§ **Records for processing**:
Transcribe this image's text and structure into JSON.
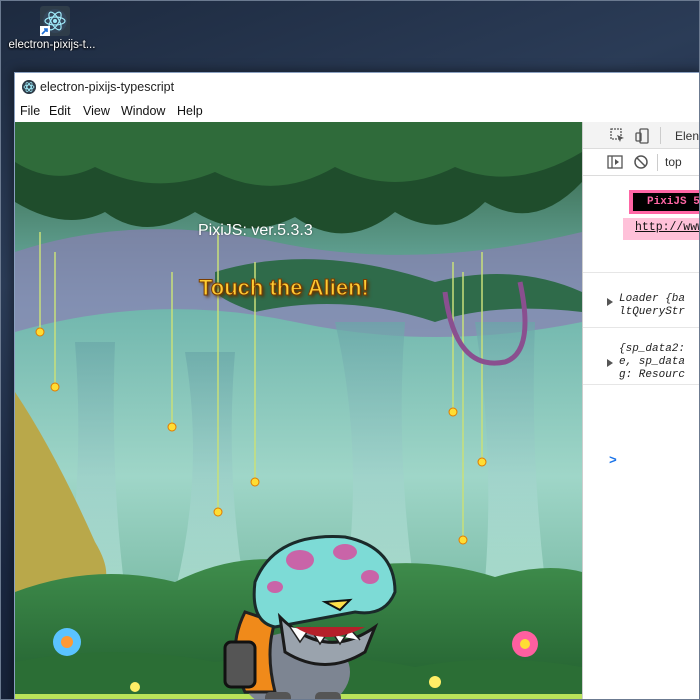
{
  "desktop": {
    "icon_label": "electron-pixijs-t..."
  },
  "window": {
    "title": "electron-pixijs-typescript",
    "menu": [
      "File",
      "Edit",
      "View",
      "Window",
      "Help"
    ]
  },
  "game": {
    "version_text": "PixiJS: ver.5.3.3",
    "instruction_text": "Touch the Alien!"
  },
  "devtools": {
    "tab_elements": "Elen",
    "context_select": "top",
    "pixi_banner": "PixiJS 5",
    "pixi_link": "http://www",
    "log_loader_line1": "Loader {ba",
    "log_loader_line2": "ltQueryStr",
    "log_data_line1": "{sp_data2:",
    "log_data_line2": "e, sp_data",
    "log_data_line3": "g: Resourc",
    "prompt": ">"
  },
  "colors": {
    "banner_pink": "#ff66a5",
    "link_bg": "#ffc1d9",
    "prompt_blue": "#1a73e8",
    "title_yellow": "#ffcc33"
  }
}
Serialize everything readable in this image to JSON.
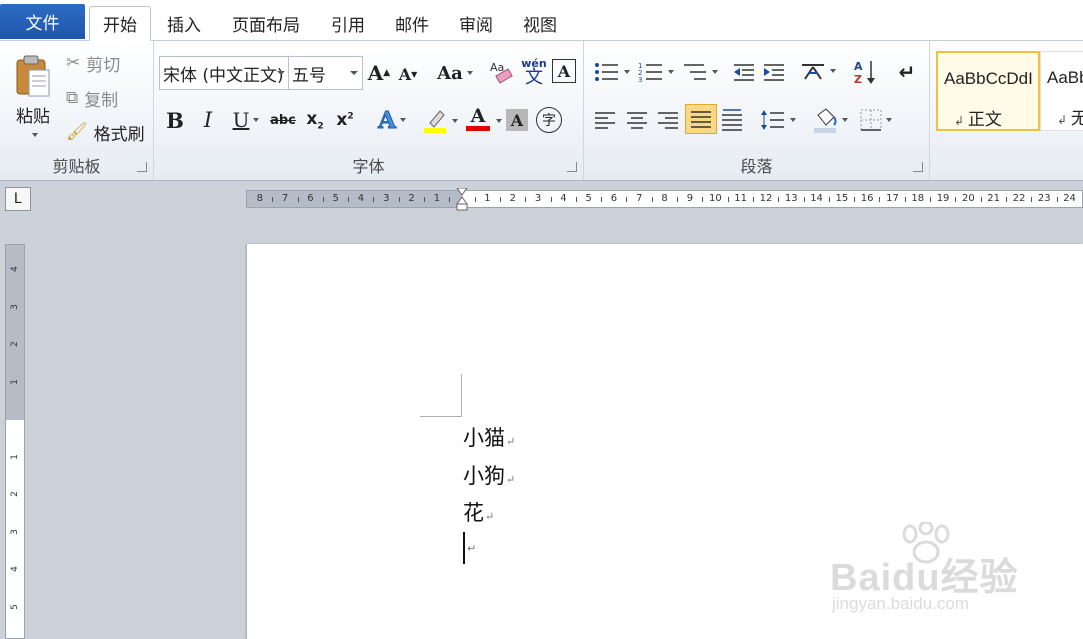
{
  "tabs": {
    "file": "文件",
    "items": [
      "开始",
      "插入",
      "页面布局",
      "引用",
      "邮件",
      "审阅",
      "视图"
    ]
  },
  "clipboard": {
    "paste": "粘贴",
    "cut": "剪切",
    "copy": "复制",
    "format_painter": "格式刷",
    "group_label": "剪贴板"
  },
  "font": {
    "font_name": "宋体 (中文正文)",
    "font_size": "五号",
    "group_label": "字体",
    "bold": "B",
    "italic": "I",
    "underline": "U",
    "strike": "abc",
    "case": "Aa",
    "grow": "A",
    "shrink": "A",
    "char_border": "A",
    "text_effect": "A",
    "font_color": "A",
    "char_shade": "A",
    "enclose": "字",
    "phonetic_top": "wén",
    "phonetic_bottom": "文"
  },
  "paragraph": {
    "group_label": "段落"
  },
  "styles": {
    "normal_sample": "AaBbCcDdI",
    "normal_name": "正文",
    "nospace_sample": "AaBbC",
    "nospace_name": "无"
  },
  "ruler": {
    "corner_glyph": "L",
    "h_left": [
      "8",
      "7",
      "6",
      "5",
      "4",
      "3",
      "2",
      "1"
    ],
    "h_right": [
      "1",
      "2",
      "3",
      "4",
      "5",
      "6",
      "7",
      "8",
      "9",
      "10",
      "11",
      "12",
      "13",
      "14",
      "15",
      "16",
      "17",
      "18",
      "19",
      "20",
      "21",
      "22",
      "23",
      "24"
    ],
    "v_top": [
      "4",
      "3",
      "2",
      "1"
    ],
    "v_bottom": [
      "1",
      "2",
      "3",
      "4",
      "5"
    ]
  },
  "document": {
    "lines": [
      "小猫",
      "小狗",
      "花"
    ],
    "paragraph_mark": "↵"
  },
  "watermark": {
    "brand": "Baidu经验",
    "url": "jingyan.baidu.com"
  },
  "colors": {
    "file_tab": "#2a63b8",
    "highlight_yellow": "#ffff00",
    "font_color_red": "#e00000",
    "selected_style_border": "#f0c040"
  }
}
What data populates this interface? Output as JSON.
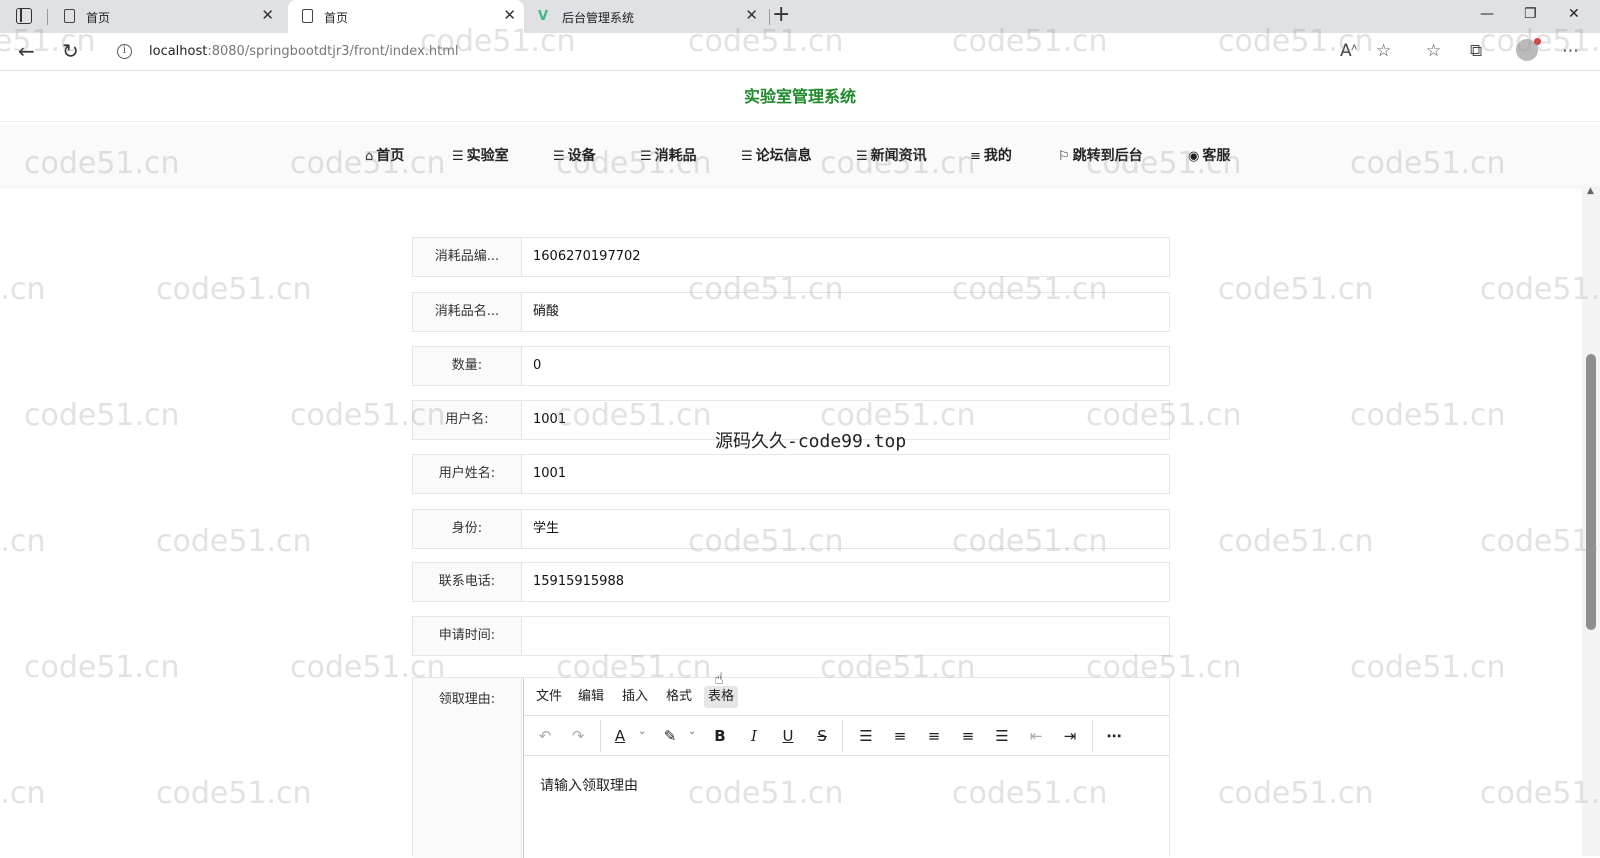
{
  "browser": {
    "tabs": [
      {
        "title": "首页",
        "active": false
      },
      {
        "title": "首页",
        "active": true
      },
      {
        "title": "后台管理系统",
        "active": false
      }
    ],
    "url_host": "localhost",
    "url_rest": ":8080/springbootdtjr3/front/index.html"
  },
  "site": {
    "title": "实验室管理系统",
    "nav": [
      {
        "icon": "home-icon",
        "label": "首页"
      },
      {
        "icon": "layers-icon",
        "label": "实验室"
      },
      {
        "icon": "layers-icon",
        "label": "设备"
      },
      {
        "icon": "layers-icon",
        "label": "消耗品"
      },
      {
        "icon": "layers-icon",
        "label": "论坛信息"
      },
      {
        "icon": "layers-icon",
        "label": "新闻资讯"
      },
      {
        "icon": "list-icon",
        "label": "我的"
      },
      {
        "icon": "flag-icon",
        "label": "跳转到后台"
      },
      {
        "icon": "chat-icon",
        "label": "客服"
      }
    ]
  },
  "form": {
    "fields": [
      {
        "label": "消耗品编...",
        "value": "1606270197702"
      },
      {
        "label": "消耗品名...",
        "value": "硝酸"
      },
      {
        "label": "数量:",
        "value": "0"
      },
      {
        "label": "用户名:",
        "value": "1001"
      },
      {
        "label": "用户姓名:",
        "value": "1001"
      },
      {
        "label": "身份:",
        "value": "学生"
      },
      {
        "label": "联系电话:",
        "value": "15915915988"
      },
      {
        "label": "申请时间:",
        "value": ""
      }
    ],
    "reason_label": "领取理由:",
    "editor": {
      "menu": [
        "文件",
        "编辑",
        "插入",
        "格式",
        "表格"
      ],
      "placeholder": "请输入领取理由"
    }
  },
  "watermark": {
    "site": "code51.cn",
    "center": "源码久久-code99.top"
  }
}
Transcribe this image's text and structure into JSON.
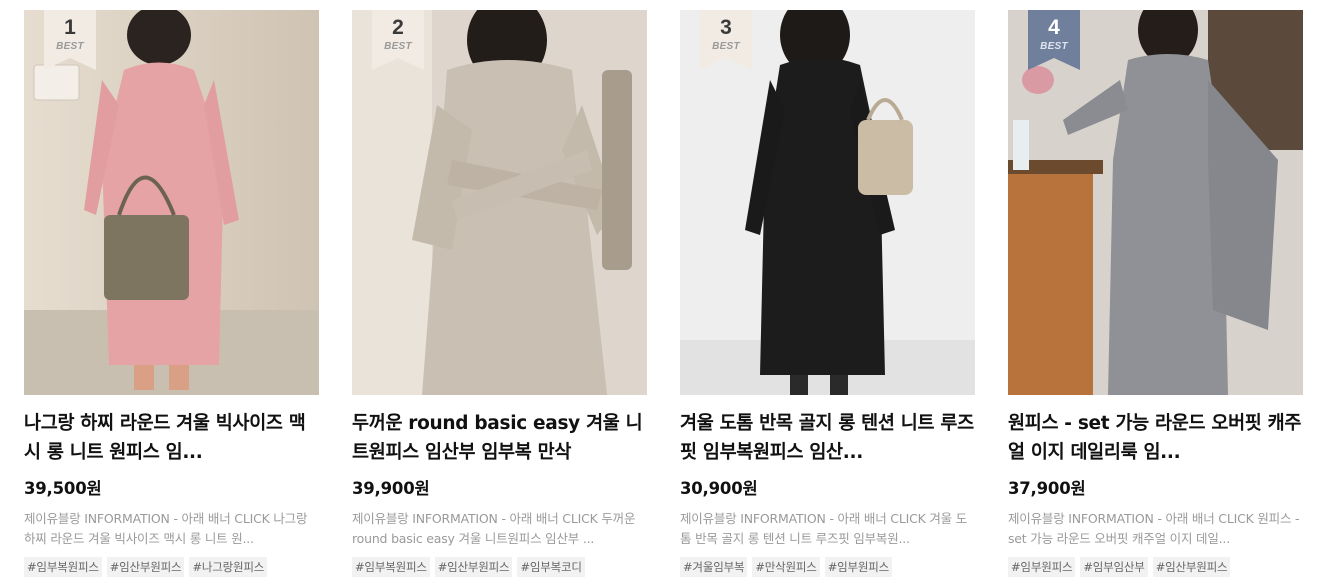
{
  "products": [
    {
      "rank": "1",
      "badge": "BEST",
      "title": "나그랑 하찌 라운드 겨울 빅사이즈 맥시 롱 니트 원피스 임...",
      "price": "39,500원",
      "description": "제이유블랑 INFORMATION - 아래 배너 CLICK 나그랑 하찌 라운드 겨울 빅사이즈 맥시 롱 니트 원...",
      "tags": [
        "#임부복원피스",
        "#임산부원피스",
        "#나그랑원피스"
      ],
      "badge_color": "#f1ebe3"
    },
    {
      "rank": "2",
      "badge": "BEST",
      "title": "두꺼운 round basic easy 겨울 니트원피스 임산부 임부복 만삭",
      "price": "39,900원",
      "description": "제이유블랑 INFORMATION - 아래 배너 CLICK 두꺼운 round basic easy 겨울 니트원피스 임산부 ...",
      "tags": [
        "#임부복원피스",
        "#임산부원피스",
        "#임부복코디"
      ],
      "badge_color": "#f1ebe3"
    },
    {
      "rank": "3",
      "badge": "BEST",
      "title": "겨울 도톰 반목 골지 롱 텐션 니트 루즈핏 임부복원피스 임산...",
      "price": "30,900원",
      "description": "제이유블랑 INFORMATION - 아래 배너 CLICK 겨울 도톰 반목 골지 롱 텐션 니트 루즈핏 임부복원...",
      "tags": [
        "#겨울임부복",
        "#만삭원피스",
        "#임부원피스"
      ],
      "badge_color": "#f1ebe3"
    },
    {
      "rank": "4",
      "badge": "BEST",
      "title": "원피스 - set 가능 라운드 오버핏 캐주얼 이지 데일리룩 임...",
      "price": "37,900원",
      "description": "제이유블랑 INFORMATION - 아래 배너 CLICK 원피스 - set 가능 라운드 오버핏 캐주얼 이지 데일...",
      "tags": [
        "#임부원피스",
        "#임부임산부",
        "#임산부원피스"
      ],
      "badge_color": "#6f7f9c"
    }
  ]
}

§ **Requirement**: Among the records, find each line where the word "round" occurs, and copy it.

§ **Exercise output**:
      "title": "두꺼운 round basic easy 겨울 니트원피스 임산부 임부복 만삭",
      "description": "제이유블랑 INFORMATION - 아래 배너 CLICK 두꺼운 round basic easy 겨울 니트원피스 임산부 ...",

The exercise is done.